Mr Cook will meet his French counterpart, Hubert Vedrine, to review progress and try to push the Serbs and ethnic Albanians towards a settlement to stop the fighting. However, speaking in the Commons yesterday, Mr Cook warned that a successful outcome was far from assured.
"In my statement to the House two weeks ago, I warned that I could not guarantee that the talks would necessarily end in agreement. That remains the case today," he said.
The international powers have set a deadline of noon on Saturday for a deal at the peace conference in the 14th-century chateau outside Paris. Serb negotiators appear to have backed down on the key demand to allow the ethnic Albanians wide-ranging self-rule.
The Kosovo Albanians also seem ready to sign a three-year interim agreement and tone down their demands for independence.
However the sticking point is whether the Serbs will agree to a Nato- led force coming into Kosovo to enforce the deal - which both the Albanians and the Americans have insisted upon.
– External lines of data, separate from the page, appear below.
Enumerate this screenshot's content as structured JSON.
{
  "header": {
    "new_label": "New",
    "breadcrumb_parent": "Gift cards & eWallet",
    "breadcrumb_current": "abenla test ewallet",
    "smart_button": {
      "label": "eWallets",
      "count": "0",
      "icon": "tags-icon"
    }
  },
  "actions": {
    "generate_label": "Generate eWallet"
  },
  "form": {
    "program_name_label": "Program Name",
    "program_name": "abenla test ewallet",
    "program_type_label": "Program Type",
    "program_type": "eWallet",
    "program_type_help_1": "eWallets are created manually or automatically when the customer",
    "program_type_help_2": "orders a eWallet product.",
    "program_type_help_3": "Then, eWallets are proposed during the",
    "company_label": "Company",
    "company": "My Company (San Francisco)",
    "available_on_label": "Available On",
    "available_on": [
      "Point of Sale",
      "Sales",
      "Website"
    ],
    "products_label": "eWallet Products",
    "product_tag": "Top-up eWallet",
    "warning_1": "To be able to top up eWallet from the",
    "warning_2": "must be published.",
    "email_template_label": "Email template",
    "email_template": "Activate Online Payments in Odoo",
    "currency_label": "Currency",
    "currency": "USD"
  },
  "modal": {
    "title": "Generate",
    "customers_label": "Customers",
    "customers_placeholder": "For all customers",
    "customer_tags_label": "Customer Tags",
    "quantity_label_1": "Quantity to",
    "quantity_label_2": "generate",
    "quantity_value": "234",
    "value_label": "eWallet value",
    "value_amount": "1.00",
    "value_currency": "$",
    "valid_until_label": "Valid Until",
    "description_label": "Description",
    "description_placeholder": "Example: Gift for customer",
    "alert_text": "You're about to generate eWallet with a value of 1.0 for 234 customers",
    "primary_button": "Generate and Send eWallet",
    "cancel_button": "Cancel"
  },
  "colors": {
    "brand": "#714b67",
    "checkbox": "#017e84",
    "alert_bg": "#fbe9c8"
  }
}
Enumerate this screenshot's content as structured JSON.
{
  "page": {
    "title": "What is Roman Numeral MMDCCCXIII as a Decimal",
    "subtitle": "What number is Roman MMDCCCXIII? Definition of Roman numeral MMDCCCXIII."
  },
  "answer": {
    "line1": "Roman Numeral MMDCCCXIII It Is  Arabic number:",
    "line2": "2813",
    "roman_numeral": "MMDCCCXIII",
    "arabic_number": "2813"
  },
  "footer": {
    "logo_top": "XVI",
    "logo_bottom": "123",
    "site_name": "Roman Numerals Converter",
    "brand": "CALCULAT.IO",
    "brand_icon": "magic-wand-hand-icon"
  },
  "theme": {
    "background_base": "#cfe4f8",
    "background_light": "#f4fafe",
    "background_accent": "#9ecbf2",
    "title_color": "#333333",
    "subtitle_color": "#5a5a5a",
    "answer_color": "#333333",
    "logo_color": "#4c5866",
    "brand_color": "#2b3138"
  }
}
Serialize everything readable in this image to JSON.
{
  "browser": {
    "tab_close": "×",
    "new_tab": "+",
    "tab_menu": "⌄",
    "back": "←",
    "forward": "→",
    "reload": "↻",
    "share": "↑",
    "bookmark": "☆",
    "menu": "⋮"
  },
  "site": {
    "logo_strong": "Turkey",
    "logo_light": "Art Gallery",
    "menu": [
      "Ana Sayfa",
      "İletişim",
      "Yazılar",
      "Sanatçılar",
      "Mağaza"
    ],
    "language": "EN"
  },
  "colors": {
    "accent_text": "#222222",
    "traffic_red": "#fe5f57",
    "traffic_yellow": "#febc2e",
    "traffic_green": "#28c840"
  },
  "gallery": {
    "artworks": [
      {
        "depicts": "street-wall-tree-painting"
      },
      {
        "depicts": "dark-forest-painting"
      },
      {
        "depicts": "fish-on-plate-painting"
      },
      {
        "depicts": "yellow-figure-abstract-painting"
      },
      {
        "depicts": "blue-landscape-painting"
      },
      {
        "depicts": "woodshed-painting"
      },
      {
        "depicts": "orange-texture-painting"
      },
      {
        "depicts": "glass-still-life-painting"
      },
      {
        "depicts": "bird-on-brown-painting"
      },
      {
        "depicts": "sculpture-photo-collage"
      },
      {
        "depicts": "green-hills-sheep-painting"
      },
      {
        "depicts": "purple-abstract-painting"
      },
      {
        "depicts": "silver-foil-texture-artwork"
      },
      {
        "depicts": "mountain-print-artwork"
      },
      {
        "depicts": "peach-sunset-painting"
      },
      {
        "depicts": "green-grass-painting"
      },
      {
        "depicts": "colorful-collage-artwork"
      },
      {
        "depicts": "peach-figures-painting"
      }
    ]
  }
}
The talks continued as the first contingent of British tanks, armoured vehicles and artillery destined for a possible role in a Kosovo peacekeeping force set sail.Reuse content